Cheryl Strayed: It’s about class. At that moment where I was discussing those books in my twenties, I was beginning to understand what a culture hop I’d made growing up poor and working class and then going to college and suddenly being in this world where people were telling me essentially who I was. I didn’t know what my culture was until I went away from it and moved into another one. And one of the things that struck me most profoundly in college—and maybe some of you in this room know what I’m talking about—is that by going to college and becoming educated, I was becoming someone who was less like the community I came from and less like the family I came from.
I recently finished [this] project for Newsweek/The Daily Beast! Scott Simon of NPR reads some of the tweets he wrote during his mother’s last days, both her words and his. A very sad but sweet family portrait, which I’m so honored to have been asked to work on.
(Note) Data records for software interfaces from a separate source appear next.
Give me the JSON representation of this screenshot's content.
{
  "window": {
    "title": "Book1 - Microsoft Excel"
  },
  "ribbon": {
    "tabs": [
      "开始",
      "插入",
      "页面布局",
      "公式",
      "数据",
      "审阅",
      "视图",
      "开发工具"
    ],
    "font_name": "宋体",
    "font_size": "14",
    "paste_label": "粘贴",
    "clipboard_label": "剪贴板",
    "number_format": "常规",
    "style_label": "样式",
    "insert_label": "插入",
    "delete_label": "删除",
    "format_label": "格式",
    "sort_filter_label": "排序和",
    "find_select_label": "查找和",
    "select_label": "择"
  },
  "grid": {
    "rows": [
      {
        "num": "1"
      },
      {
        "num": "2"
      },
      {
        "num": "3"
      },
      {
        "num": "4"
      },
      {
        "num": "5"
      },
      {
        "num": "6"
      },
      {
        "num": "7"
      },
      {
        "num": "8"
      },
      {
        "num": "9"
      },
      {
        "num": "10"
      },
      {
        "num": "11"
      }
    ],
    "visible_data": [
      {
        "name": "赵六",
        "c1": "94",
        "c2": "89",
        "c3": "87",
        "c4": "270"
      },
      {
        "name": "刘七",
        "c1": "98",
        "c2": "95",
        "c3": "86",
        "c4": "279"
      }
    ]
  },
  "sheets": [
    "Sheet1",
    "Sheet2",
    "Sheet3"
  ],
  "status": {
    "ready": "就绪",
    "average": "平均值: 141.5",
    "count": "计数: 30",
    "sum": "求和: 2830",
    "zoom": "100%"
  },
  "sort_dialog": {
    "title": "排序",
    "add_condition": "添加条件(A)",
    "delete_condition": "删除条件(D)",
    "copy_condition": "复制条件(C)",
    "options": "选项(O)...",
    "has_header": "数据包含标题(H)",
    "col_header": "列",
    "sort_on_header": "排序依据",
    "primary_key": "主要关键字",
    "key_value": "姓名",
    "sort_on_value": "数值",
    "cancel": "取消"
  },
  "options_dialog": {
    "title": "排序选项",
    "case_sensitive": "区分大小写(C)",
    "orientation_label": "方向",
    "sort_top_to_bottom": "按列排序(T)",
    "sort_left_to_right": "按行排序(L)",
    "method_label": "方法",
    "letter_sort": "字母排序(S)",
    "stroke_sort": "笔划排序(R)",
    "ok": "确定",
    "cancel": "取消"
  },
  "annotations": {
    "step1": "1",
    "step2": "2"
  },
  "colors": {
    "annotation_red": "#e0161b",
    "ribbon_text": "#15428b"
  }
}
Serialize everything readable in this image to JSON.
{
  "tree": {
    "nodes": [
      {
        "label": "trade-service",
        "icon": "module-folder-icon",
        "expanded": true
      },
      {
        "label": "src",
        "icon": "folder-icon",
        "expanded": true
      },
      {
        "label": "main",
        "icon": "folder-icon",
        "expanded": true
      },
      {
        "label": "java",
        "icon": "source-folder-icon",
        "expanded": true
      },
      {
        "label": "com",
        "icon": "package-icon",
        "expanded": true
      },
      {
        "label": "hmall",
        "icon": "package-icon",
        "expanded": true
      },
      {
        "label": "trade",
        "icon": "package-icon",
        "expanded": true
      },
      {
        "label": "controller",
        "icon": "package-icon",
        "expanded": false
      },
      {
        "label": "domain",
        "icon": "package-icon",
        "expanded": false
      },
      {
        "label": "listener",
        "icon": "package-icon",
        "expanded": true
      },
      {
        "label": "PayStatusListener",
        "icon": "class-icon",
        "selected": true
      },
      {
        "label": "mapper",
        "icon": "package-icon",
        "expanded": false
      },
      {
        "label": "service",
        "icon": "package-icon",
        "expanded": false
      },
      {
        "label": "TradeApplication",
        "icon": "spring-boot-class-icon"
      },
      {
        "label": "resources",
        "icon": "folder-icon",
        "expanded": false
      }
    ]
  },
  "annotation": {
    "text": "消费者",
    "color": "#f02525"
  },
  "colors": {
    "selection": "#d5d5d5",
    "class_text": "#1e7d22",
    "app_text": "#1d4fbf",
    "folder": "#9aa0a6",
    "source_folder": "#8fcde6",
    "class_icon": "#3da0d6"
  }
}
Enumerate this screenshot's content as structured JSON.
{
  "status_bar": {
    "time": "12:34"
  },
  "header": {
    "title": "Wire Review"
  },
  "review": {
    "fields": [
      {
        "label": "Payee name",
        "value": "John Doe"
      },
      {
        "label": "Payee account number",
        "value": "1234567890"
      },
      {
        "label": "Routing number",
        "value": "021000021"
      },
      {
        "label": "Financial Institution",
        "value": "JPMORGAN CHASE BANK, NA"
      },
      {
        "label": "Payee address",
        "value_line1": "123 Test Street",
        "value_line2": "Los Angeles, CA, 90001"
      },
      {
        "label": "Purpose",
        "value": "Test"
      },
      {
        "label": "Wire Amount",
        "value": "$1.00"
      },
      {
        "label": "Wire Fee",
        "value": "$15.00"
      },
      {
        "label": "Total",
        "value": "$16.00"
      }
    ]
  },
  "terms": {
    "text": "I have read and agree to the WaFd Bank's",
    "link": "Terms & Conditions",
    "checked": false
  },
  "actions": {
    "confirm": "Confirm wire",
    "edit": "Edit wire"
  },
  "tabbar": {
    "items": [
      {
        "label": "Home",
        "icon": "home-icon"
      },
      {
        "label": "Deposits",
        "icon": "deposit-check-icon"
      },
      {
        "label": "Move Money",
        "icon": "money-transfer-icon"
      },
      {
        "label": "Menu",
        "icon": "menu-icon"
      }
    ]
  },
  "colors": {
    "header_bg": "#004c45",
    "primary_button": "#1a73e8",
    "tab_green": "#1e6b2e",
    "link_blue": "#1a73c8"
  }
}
That said, at 5 mins of animation in 1 month, this is truly the most ambitious thing I’ve ever tried to tackle. (I also really recommend thinking hard before you sketch a rotation of a piano into your storyboards.)
If you cannot yet tell, OLIVIA HUYNH IS MY NEW FAVOURITE ANIMATOR 5EVA. Ahhhh, painterly moving pictures are the best.
Mostly things are not that way, that simple and pure, with so much focus given to each syllable of life as life sings itself. But that kind of attention is the prize. To be engrossed by something outside ourselves is a powerful antidote for the rational mind, the mind that so frequently has its head up its own ass—seeing things in such a narrow and darkly narcissistic way that it presents a colo-rectal theology, offering hope to no one.